  4. Nonhuman Rights Project - Client:Tommy
  5. 5.0 5.1 Ganges and Yamuna rivers granted same legal rights as human beings - Michael Safi, The Guardian (Tuesday, March 21, 2017)
  6. The Colombian Amazon Is Now a 'Person', and You Can Thank Actual People - Yessenia Funes, Earther (Monday, April 09, 2018)
  7. Colombian River Gains Legal Rights - Sarah Bardeen, International Rivers (Thursday May 11, 2017)
  8. New Zealand river granted same legal rights as human being - Eleanor Ainge Roy, The Guardian (Thursday, March 16, 2017)
  9. New Zealand gives Mount Taranaki same legal rights as a person - Eleanor Ainge Roy, The Guardian (Friday, December 22, 2017)
  10. Deeded to Itself - Athens Weekly Banner (August 12, 1890)
  11. Code of Canon Law, Libreria Editrice Vaticana
  12. World's first cyborg wants to hack your body - Madeleine Stix, CNN (January 7, 2016)
  13. McVeillance and the Mann-Wassel Law - WearCam
  14. A pragmatic analysis of the regulation of consumer transcranial direct current stimulation (TDCS) devices in the United States - Anna Wexler, PubMed (October 12, 2015)
  15. What lies ahead for FDA regulation of tDCS products? - Patricia J. Zettler, Journal of Law and the Biosciences, Volume 3, Issue 2 (August 01, 2016)
  16. Minding the ‘gaps’ in the federal regulation of transcranial direct current stimulation devices - Andreas Kuersten Roy H. Hamilton, Journal of Law and the Biosciences, Volume 3, Issue 2, (August 01, 2016)
  17. That DNA you send in can help trace your ancestry. Police, too, may be interested. - Monique O Madan, Miami Herald (November 17, 2017)
  18. 23andMe Transparency Report
  19. What is the Uniform Declaration of Death Act (UDDA)? - FindLaw

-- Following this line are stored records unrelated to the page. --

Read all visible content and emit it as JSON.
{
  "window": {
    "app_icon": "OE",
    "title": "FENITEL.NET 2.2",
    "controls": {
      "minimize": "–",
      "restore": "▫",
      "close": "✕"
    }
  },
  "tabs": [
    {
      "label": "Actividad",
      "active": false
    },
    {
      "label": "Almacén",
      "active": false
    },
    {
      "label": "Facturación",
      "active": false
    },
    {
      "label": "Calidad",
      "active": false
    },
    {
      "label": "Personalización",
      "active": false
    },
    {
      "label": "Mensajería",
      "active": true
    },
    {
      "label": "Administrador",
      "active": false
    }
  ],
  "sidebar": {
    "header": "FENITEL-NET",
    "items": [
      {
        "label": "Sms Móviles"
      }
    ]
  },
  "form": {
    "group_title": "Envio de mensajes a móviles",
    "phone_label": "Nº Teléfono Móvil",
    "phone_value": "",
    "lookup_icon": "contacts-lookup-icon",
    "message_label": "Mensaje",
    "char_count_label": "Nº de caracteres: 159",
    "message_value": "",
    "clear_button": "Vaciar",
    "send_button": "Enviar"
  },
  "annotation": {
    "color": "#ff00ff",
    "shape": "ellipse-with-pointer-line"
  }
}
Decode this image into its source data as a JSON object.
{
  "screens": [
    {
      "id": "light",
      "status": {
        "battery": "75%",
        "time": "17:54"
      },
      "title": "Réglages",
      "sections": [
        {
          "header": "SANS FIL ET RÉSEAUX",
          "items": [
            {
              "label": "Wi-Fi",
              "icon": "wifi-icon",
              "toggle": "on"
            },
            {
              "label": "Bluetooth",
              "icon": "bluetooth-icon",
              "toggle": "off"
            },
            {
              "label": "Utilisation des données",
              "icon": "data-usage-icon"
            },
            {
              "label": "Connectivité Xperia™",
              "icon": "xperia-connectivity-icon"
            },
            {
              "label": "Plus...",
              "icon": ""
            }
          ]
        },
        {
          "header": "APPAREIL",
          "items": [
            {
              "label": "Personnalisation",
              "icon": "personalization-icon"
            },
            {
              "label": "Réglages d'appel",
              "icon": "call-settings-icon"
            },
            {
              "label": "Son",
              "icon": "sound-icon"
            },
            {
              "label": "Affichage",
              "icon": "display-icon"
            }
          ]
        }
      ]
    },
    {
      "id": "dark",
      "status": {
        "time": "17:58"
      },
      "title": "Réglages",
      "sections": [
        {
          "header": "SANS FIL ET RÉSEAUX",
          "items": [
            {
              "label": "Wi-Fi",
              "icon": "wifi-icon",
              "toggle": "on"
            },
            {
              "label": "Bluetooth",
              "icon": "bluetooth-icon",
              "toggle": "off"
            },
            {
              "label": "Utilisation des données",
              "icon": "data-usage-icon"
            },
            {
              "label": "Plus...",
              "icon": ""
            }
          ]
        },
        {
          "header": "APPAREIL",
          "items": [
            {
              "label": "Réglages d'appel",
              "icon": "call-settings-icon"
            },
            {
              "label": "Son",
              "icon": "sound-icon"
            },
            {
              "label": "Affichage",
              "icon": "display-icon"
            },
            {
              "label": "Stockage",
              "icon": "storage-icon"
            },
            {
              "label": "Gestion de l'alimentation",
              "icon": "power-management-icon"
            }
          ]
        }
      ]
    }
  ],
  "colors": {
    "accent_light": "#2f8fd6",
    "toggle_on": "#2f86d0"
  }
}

  20. Cremation, Interment, and Funeral Services Act, British Columbia, Canada
  21. B.C. man signs first-of-its-kind Canadian cryonic contract - Jason Proctor, CBC News (November 25, 2016)
  23. Dying girl convinces judge to let her body be frozen - Associated Press, November 18, 2016
  24. Original text of AZ HB 2637, Alcor
  25. Chronology of Attempted 2004 Cryonics Legislation in Arizona - [Alcor Life Extension Foundation] Library
  27. Startup wants to upload your brain to the cloud, but has to kill you to do it - Alex Hern, The Guardian (Wednesday, March 14, 2018)